Since the publication of our earlier book on transition metal mediated organic synthesis, * there has been a widespread increase of interest in this topic, and transition metal based methodology has become firmly established in many areas of organic chemistry. The direct, catalytic formation of organic carbonyl compounds using carbon monoxide as the source of the carbonyl group has seen exceptional progress, and this carbonylation chemistry is being used increasingly in research and on a larger scale for fine chemicals production. In view of these developments, there is a need for a modem, practi cally oriented book dealing with transition metal based carbonylation chemistry. The present monograph should help fulfill this need, since it is intended specifically to foster the adoption of catalytic carbonylation as a general tool in synthetic organic chemistry. It deals exclusively with reactions involving the interconversion of carbon monoxide and organic carbonyl compounds, and although the majority of the reactions discussed involve catalytic formation of carbonyl compounds, potentially valuable syntheses requiring stoichiometric quantities of transition metal are also included. In addition, a chapter is devoted to the remarkably useful reverse transformation (decarbonylation), in which an organic carbonyl group is eliminated in the form of carbon monoxide.

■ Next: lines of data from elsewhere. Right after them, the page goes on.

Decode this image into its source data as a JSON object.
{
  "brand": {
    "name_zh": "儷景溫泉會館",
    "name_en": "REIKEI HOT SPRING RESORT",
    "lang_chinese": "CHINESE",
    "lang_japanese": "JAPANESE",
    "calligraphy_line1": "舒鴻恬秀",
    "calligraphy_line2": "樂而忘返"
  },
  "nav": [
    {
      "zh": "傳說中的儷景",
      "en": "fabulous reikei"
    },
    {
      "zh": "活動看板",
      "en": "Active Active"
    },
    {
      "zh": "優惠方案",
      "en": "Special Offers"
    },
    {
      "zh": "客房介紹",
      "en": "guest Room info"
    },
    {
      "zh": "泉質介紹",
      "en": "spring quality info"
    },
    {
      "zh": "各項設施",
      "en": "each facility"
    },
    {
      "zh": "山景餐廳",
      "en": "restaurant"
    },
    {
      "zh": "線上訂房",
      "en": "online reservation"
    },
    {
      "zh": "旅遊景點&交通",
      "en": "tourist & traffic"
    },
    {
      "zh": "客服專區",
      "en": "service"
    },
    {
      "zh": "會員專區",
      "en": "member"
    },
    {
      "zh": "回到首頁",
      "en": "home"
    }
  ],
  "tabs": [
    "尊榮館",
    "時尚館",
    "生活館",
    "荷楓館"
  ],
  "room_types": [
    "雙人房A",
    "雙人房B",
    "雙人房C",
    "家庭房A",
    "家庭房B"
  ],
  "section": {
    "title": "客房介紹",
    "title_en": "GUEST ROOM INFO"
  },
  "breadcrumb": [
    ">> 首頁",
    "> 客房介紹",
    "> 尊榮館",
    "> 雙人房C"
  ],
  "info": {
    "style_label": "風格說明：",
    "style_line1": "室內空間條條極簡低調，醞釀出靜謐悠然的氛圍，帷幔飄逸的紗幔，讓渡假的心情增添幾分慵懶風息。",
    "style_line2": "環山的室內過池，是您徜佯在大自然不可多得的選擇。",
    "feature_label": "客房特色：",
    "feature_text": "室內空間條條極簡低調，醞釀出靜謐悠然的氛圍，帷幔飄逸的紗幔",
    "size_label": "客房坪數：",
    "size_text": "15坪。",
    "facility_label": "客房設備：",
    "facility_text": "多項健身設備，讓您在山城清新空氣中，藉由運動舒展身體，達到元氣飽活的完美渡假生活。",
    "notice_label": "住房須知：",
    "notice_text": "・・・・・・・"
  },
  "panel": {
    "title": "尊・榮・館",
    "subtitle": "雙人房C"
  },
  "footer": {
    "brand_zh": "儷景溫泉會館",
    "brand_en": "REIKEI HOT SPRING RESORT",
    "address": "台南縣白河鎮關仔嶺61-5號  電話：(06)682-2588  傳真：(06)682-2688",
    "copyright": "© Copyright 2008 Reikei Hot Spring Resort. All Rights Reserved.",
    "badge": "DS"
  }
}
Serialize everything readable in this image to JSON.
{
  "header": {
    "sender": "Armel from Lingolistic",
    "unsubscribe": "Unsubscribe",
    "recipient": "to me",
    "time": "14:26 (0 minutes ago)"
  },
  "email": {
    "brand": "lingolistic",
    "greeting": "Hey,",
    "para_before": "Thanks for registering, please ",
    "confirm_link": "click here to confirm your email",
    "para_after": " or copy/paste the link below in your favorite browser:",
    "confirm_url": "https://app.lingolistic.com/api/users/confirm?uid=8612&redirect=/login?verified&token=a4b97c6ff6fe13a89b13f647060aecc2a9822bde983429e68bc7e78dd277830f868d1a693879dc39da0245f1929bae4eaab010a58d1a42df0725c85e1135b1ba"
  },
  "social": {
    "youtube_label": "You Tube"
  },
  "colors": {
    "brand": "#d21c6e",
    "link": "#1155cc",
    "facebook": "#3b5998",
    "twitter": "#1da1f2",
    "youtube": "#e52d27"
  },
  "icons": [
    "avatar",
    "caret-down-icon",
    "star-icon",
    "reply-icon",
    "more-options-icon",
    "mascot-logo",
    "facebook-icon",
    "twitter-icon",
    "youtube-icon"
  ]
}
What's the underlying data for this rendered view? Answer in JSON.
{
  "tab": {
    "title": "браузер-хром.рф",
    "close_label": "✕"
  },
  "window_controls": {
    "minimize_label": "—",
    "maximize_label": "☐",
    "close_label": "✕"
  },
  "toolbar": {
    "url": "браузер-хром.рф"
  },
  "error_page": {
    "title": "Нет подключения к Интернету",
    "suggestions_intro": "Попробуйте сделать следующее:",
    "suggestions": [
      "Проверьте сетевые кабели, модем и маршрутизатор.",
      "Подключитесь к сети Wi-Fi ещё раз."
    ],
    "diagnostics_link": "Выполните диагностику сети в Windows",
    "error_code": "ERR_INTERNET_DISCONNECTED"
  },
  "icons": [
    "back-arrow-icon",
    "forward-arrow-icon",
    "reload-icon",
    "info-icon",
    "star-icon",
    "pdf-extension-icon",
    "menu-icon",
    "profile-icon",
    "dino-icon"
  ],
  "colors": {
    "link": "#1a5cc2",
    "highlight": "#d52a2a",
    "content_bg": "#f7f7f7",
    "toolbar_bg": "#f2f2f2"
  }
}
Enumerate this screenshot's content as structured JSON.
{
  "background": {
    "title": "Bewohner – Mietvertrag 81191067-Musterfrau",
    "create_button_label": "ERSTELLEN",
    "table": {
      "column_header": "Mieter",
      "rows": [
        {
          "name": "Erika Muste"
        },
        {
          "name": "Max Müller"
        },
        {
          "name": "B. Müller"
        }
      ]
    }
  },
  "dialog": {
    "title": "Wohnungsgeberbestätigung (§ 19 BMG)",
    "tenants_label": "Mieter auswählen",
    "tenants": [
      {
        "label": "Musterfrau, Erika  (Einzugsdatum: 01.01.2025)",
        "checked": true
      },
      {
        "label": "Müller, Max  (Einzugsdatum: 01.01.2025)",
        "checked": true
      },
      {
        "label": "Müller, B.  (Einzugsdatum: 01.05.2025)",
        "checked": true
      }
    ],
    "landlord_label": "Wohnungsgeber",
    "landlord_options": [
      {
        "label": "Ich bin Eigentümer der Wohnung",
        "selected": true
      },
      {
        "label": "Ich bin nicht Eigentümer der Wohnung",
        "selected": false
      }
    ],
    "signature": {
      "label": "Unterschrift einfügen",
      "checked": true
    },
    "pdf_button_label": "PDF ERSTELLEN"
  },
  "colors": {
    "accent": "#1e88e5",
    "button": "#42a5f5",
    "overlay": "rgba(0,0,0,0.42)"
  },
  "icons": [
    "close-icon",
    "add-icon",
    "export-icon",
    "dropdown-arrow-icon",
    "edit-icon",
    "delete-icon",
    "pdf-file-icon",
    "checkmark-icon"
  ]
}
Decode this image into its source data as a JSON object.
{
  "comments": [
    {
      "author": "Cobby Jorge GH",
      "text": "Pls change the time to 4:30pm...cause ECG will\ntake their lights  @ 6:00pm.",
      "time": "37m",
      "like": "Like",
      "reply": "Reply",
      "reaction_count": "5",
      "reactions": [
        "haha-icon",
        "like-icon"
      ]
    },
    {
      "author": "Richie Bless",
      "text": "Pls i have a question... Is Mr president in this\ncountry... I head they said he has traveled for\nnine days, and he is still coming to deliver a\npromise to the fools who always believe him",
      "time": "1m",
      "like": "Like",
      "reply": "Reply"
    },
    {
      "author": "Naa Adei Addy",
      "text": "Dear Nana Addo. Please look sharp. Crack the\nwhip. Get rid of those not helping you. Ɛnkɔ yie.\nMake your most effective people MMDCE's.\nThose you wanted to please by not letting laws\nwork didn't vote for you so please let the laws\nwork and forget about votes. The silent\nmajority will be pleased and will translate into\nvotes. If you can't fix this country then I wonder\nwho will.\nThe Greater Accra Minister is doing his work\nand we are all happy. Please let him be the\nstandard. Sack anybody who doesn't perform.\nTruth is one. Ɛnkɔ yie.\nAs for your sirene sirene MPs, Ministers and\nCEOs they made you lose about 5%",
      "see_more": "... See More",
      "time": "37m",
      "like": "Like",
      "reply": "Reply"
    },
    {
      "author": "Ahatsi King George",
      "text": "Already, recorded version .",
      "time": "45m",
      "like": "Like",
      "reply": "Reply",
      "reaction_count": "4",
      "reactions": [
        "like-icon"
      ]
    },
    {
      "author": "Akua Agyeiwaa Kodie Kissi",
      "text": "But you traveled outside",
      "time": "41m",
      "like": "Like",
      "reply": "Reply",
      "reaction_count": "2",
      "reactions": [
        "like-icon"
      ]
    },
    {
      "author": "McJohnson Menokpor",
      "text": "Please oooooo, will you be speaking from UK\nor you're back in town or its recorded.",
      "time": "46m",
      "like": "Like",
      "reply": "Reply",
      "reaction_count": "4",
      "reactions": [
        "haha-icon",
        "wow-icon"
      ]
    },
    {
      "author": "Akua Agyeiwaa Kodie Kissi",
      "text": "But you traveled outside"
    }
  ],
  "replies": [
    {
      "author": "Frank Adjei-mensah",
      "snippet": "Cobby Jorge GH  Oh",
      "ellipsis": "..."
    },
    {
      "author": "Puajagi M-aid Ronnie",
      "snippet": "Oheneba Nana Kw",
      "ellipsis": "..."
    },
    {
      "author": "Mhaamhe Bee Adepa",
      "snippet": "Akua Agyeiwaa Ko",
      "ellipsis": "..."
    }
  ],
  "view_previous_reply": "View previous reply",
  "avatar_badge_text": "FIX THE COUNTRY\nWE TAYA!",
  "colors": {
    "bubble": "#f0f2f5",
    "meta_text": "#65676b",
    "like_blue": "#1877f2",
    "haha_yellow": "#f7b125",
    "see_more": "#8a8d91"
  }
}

The very best and latest advances compiled in a single volume-an ideal resource for graduate students and researchers . . . Here is the perfect introduction to chemistry under extreme or non-classical conditions, including use of high temperature species, high pressure, supercritical media, sonochemistry, and microwave chemistry. Written by leading experts in their respective fields, this unique text applies a unified approach to each method, including background, instrumentation, examples, information on industrial applications (where relevant), and sources for further reading. Featured topics: * Chemical Synthesis Using High Temperature Species * Effect of Pressure on Inorganic Reactions * Effect of Pressure on Organic Reactions * Organic Synthesis at High Pressure * Inorganic and Related Chemical Reactions in Supercritical Fluids * Organic Chemistry in Supercritical Fluids * Industrial and Environmental Applications of Supercritical Fluids * Ultrasound as a New Tool for Synthetic Chemists * Applications of High Intensity Ultrasound in Polymer Chemistry * Chemistry Under Extreme Conditions in Water Induced Electrohydraulic Cavitation and Pulsed-Plasma Discharges * Microwave Dielectric Heating Effects in Chemical Synthesis * Biomolecules Under Extreme Conditions
This reference offers a clear and concise review of modern synthetic techniques of metal complexes as well as lesser known gas- and solid-phase synthesis, electrosynthesis, and microwave and ultrasonic treatment of the reaction system.